26/09/09: New Cape Town Pelagics trip report from trips of 12 and 19 September 2009.

30/08/09: British Birdwatching Fair at Rutland Water proved very successful, with sunny weather and over 20,000 visitors. Callan's "Birding Namibia and the Okavango" was the most highly-attended lecture on the Saturday, with over 240 people. Congratulations to the winners of the Birding Africa competition and the African Bird Club raffle that we helped sponsor!

12/08/09: New Cape Town Pelagics trip reports from August and July 2009. Highlights: Little Shearwater and more!

07/08/09: The sub-adult Black Sarrowhawk visits our garden again! Read on about Raptor Research in the Western Cape.

27/07/09: Cape Town's Verreauxs' Eagle Chick has grown! And its sibling never had a chance to hatch. See the pictures of the chick, its nest and the breeding pair. Find out more about the Western Cape Raptor Research Programme.

27/07/09: To follow modern nomenclature and systematics, we've adopted the IOC World Bird List, Version 2.1.

13/07/09: The 8th African Bird ID Challenge has launched! Win a 50% discount on a Cape Town Pelagics trip, a copy of Southern African Birdfinder, or African Bird Club membership for 1 year.

6 July 09: Cape White-eye research in our garden.

2 July 09: Cape Town's Verreauxs' Eagle Chick has hatched! See the pictures of the chick, its nest and the breeding pair. Find out more about the Western Cape Raptor Research Programme.

2 July 09: Campbell Fleming, a Cape Town scholar, avid birder and photographer, joined Birding Africa last month as an intern. Click here, to see what he got up to.

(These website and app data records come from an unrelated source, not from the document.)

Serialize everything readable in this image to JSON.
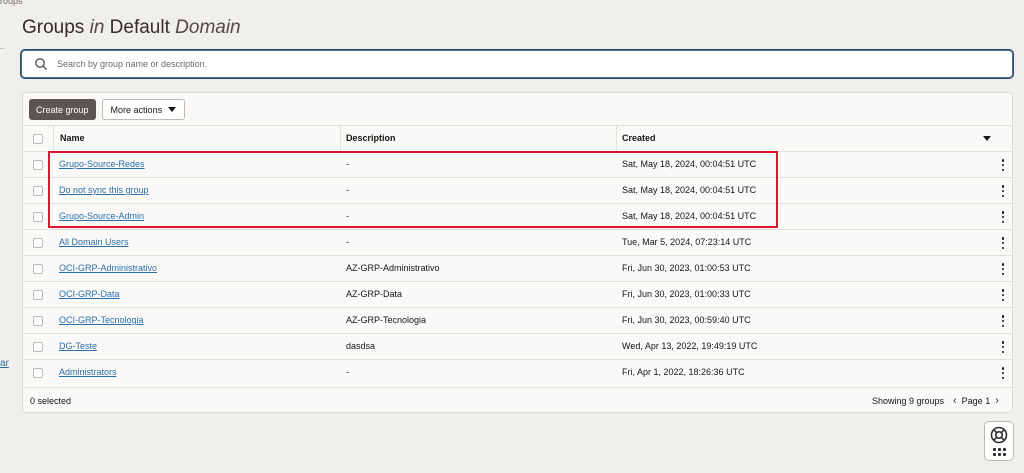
{
  "breadcrumb_fragment": "roups",
  "side_fragment": "ar",
  "header": {
    "title_part1": "Groups",
    "title_in": "in",
    "title_part2": "Default",
    "title_domain": "Domain"
  },
  "search": {
    "placeholder": "Search by group name or description.",
    "value": ""
  },
  "toolbar": {
    "create_label": "Create group",
    "more_label": "More actions"
  },
  "table": {
    "columns": {
      "name": "Name",
      "description": "Description",
      "created": "Created"
    },
    "rows": [
      {
        "name": "Grupo-Source-Redes",
        "description": "-",
        "created": "Sat, May 18, 2024, 00:04:51 UTC"
      },
      {
        "name": "Do not sync this group",
        "description": "-",
        "created": "Sat, May 18, 2024, 00:04:51 UTC"
      },
      {
        "name": "Grupo-Source-Admin",
        "description": "-",
        "created": "Sat, May 18, 2024, 00:04:51 UTC"
      },
      {
        "name": "All Domain Users",
        "description": "-",
        "created": "Tue, Mar 5, 2024, 07:23:14 UTC"
      },
      {
        "name": "OCI-GRP-Administrativo",
        "description": "AZ-GRP-Administrativo",
        "created": "Fri, Jun 30, 2023, 01:00:53 UTC"
      },
      {
        "name": "OCI-GRP-Data",
        "description": "AZ-GRP-Data",
        "created": "Fri, Jun 30, 2023, 01:00:33 UTC"
      },
      {
        "name": "OCI-GRP-Tecnologia",
        "description": "AZ-GRP-Tecnologia",
        "created": "Fri, Jun 30, 2023, 00:59:40 UTC"
      },
      {
        "name": "DG-Teste",
        "description": "dasdsa",
        "created": "Wed, Apr 13, 2022, 19:49:19 UTC"
      },
      {
        "name": "Administrators",
        "description": "-",
        "created": "Fri, Apr 1, 2022, 18:26:36 UTC"
      }
    ]
  },
  "footer": {
    "selected": "0 selected",
    "showing": "Showing 9 groups",
    "page": "Page 1"
  },
  "colors": {
    "accent_border": "#1f4f67",
    "link": "#2a6fa8",
    "highlight": "#e0142a",
    "primary_button": "#5b5652"
  },
  "icons": [
    "search-icon",
    "caret-down-icon",
    "kebab-menu-icon",
    "chevron-left-icon",
    "chevron-right-icon",
    "help-lifebuoy-icon",
    "grid-apps-icon"
  ]
}
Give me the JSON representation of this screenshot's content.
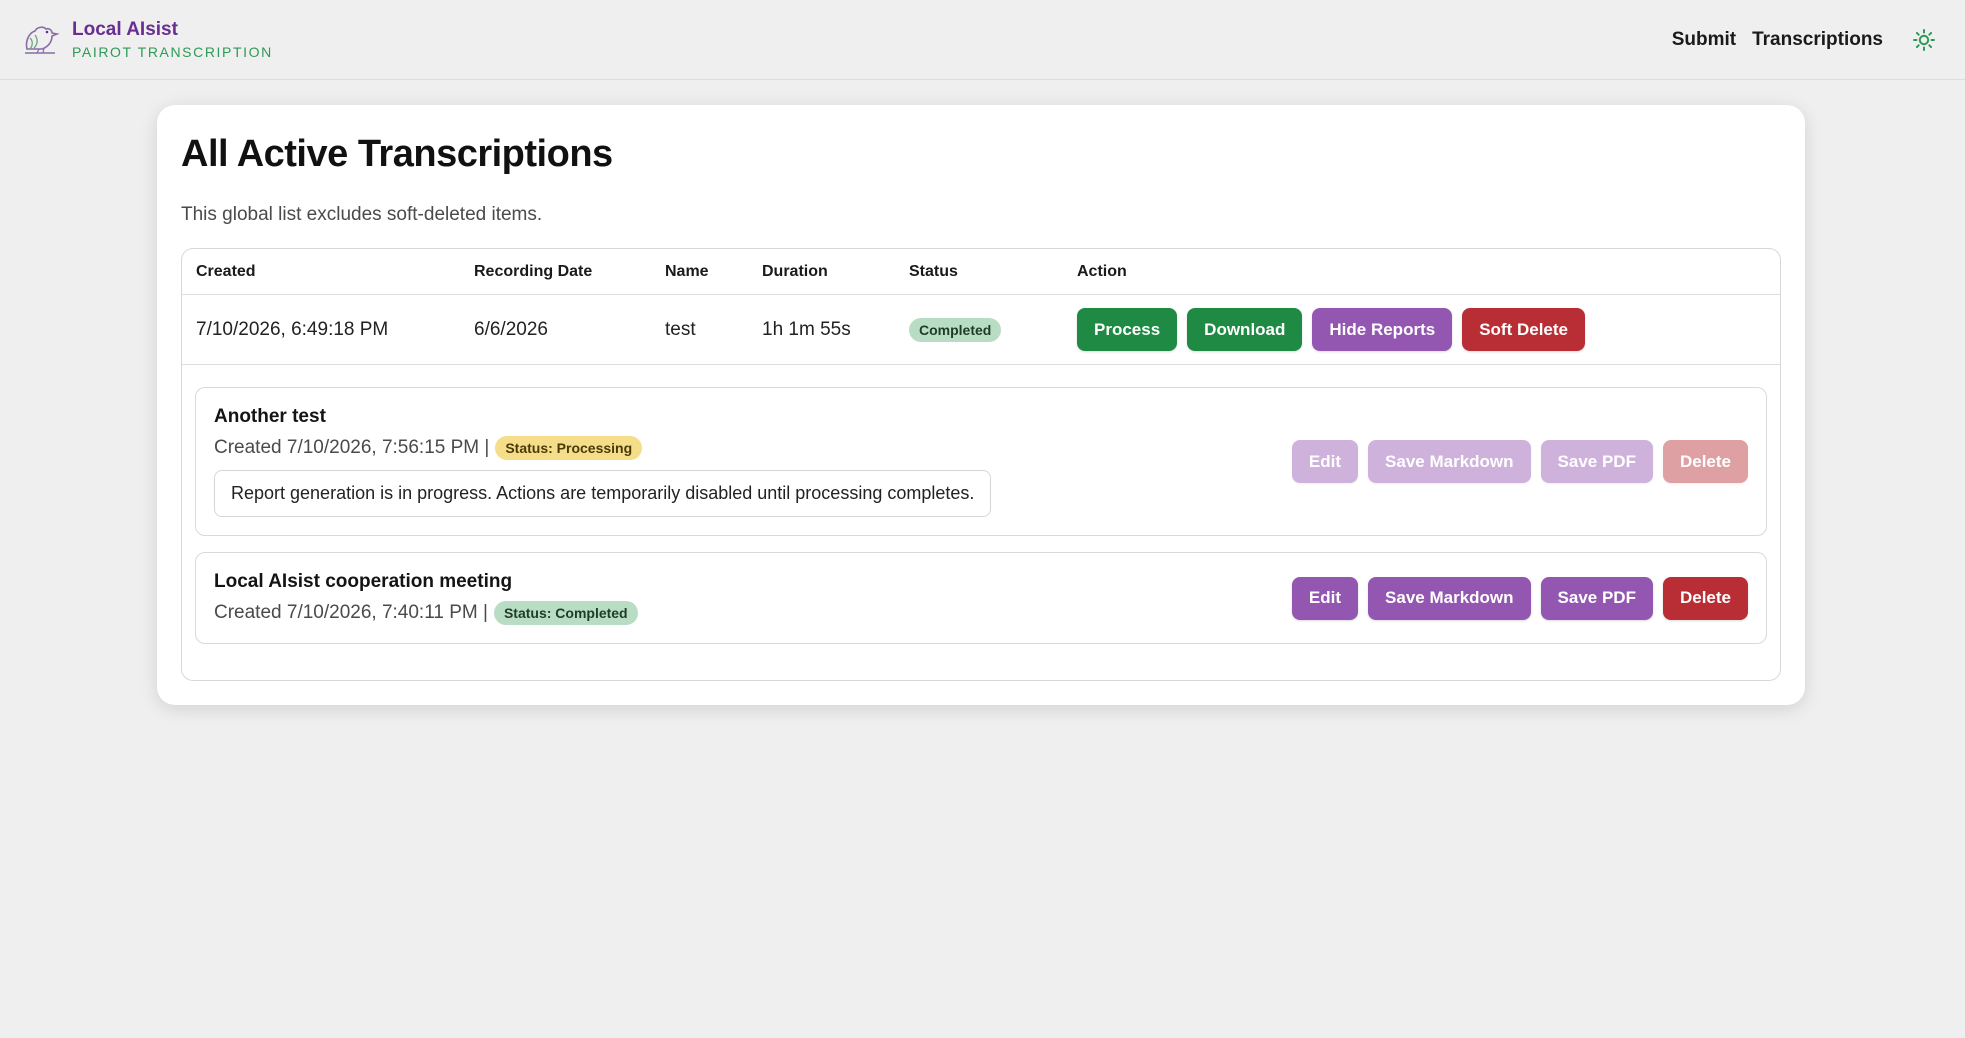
{
  "header": {
    "brand_name": "Local AIsist",
    "brand_sub": "PAIROT TRANSCRIPTION",
    "nav": [
      "Submit",
      "Transcriptions"
    ],
    "logo_icon": "parrot-logo-icon",
    "theme_icon": "sun-icon"
  },
  "page": {
    "title": "All Active Transcriptions",
    "subtitle": "This global list excludes soft-deleted items."
  },
  "table": {
    "columns": [
      "Created",
      "Recording Date",
      "Name",
      "Duration",
      "Status",
      "Action"
    ],
    "rows": [
      {
        "created": "7/10/2026, 6:49:18 PM",
        "recording_date": "6/6/2026",
        "name": "test",
        "duration": "1h 1m 55s",
        "status": "Completed",
        "actions": [
          "Process",
          "Download",
          "Hide Reports",
          "Soft Delete"
        ]
      }
    ]
  },
  "reports": [
    {
      "title": "Another test",
      "created": "Created 7/10/2026, 7:56:15 PM |",
      "status": "Status: Processing",
      "note": "Report generation is in progress. Actions are temporarily disabled until processing completes.",
      "actions": [
        "Edit",
        "Save Markdown",
        "Save PDF",
        "Delete"
      ],
      "disabled": true
    },
    {
      "title": "Local AIsist cooperation meeting",
      "created": "Created 7/10/2026, 7:40:11 PM |",
      "status": "Status: Completed",
      "actions": [
        "Edit",
        "Save Markdown",
        "Save PDF",
        "Delete"
      ],
      "disabled": false
    }
  ],
  "colors": {
    "brand_purple": "#6a2d91",
    "brand_green": "#2e9a57",
    "btn_green": "#1f8a43",
    "btn_purple": "#9357b1",
    "btn_red": "#b92e35",
    "badge_completed": "#b9dcc4",
    "badge_processing": "#f6dd8a"
  }
}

2 July 09: New pelagic trip reports from the Cape Town Pelagics trips in June 2009. Highlights: Slenderbilled Prion and Leach's Storm Petrel

30 july 09: Our latest Cape Fynbos and Karoo trip reports feature Hottentot Buttonquail, Cinnamon-breasted Warbler and other fynbos and Karoo endemics...

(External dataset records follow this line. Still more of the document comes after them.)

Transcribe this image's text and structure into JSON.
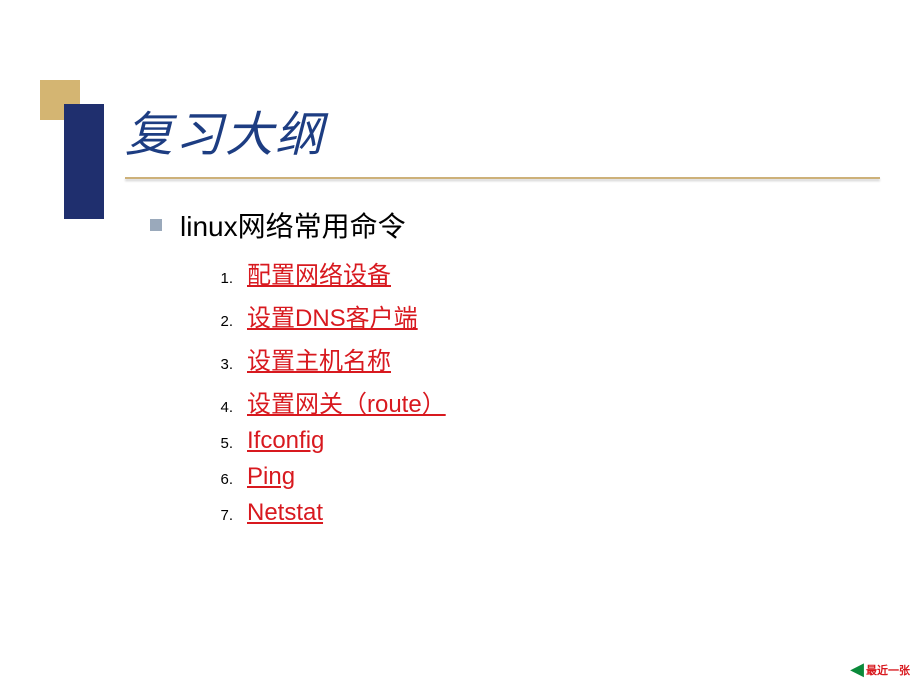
{
  "title": "复习大纲",
  "section": {
    "heading": "linux网络常用命令",
    "items": [
      {
        "num": "1.",
        "label": "配置网络设备"
      },
      {
        "num": "2.",
        "label": "设置DNS客户端"
      },
      {
        "num": "3.",
        "label": "设置主机名称"
      },
      {
        "num": "4.",
        "label": "设置网关（route）"
      },
      {
        "num": "5.",
        "label": "Ifconfig"
      },
      {
        "num": "6.",
        "label": "Ping"
      },
      {
        "num": "7.",
        "label": "Netstat"
      }
    ]
  },
  "nav": {
    "label": "最近一张"
  }
}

26 June 09: Tungsten mining threatens RAMSAR site, South Africa's Verlorenvlei. Read the Media Release.

22 June 09: Claire Spottiswoode, one of the Cape Birding Route founders, was part of the exploratory team at Mount Mabu. The mountain is part of the newly discovered largest rainforest in Southern Africa.

11 June 09: A colour-ringed Black Sparrowhawk visits the Birding Africa office garden. Read why it's a 10 months old male!

14 June 09:
Wildlife at the office of The Cape Birding Route, Birding Africa and Cape Town Pelagics.

31 May 09:
Michel Watelet wins the 7th African Bird Club & Birding Africa ID Challenge. Test your African birding skills and WIN a Birding Africa Cape town day trip or a copy of the Birdfinder!

30 May 09: A tragedy unfolds at Kommetjie south of Cape town as 44 beached False Killer Whales were shot. Click here for more details and pictures.

14 March 09: Raptor Watch in Cape Town on 14 March 09